* Your assignment
Report the number of lines in these entries that contain "Margin". Write only the number.

(Entries from a dataset of interfaces)
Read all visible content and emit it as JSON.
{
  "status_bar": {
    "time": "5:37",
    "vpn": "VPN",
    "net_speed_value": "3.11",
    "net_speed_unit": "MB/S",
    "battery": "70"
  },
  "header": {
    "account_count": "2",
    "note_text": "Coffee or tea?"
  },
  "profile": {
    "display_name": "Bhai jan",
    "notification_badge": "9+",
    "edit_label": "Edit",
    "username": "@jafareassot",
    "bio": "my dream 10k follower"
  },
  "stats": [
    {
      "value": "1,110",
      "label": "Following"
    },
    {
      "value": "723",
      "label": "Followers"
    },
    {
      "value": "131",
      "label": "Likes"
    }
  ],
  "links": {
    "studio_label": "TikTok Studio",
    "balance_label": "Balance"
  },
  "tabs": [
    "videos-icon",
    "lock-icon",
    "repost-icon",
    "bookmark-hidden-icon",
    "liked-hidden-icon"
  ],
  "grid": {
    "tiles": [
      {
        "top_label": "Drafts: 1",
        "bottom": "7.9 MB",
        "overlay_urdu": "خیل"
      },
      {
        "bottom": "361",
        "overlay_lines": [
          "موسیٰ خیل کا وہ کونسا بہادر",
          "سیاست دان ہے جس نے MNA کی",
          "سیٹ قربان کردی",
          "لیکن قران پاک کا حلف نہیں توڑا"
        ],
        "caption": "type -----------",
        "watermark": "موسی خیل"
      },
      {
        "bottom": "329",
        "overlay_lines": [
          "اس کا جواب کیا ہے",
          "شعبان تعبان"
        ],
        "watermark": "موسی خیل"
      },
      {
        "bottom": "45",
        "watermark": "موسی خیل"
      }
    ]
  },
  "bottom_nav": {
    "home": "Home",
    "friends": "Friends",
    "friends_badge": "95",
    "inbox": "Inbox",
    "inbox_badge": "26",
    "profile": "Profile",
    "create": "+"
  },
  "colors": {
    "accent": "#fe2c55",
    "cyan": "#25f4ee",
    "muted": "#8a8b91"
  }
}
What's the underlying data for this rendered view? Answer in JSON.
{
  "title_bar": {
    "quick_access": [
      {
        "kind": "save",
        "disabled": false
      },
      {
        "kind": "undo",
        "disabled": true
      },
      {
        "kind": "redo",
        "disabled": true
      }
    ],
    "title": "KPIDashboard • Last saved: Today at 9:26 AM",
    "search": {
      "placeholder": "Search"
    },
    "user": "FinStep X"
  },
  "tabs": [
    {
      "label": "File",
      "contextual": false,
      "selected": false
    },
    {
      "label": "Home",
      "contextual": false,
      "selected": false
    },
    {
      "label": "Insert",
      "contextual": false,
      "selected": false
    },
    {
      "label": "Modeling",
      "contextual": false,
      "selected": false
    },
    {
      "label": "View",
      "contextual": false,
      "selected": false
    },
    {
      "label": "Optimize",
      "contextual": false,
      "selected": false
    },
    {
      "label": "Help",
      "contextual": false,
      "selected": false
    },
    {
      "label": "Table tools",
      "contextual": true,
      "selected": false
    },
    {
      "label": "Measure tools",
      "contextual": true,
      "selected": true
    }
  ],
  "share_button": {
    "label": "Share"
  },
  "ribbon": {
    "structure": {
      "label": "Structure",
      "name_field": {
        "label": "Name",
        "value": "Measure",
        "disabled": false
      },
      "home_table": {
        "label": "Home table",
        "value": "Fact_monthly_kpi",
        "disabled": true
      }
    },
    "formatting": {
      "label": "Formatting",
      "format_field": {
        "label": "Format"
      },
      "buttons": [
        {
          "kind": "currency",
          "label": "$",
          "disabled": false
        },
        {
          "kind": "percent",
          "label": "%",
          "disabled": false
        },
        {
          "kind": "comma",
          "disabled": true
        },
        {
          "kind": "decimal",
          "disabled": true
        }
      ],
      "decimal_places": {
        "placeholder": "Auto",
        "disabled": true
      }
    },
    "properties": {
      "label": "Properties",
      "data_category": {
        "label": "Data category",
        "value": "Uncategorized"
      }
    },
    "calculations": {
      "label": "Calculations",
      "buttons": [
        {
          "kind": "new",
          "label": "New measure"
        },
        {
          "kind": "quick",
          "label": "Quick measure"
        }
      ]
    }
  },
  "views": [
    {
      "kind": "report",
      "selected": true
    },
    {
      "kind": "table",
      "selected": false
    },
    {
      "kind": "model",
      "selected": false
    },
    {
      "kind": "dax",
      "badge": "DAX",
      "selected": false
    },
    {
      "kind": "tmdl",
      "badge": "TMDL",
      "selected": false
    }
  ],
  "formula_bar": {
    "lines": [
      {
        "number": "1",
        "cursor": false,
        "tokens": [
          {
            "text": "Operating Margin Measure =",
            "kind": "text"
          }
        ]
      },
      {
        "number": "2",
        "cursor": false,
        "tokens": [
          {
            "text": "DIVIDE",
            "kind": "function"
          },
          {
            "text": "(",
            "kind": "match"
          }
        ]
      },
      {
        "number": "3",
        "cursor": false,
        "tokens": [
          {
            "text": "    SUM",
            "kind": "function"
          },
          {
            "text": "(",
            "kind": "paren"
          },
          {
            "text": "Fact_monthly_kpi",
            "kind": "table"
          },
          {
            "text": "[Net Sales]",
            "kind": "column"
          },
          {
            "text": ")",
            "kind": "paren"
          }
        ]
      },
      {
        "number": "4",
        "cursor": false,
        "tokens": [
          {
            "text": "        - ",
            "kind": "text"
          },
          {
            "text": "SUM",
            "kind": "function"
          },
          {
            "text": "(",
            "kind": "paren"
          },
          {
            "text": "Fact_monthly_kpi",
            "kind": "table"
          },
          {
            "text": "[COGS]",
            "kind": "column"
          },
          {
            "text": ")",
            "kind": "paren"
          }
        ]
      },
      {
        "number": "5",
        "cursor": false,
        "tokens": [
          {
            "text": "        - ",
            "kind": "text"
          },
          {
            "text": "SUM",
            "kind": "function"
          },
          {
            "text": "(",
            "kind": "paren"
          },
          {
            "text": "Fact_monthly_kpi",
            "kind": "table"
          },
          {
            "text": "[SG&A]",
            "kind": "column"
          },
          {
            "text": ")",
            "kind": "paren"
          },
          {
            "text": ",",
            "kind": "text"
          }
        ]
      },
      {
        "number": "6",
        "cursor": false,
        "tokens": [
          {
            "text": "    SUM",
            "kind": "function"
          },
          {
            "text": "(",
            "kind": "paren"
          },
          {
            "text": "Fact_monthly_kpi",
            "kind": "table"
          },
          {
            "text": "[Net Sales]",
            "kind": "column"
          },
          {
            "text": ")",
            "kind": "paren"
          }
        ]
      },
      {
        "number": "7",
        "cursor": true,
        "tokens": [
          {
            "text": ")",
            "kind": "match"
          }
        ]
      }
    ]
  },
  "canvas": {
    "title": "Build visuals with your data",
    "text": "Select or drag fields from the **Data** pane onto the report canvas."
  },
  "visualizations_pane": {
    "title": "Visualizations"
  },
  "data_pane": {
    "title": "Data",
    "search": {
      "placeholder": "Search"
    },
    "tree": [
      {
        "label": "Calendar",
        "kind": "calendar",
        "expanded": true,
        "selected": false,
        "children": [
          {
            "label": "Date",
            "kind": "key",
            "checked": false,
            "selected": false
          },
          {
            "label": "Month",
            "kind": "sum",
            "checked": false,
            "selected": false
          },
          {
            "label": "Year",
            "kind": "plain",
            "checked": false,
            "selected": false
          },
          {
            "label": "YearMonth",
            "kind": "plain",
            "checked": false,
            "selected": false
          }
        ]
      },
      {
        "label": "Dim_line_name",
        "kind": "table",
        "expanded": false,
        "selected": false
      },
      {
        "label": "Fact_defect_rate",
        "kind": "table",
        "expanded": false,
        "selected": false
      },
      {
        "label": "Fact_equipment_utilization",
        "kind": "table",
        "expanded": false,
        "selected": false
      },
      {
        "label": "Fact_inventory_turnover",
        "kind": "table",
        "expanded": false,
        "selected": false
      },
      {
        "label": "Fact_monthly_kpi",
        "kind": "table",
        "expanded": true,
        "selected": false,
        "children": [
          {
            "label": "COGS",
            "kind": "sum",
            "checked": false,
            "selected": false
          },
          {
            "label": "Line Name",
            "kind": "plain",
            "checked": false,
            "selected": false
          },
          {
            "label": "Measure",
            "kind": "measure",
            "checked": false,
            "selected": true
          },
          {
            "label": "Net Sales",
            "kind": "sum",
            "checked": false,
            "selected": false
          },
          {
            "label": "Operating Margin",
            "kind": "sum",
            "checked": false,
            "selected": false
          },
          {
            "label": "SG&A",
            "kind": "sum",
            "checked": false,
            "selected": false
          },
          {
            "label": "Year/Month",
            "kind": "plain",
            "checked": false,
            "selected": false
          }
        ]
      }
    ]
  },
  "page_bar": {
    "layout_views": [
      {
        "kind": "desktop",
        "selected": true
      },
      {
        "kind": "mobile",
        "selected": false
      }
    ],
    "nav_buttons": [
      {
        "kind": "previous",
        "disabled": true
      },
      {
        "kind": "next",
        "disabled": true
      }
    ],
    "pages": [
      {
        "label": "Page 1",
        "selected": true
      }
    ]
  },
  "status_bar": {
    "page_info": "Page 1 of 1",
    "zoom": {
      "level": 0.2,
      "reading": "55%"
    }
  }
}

* Result of the task
2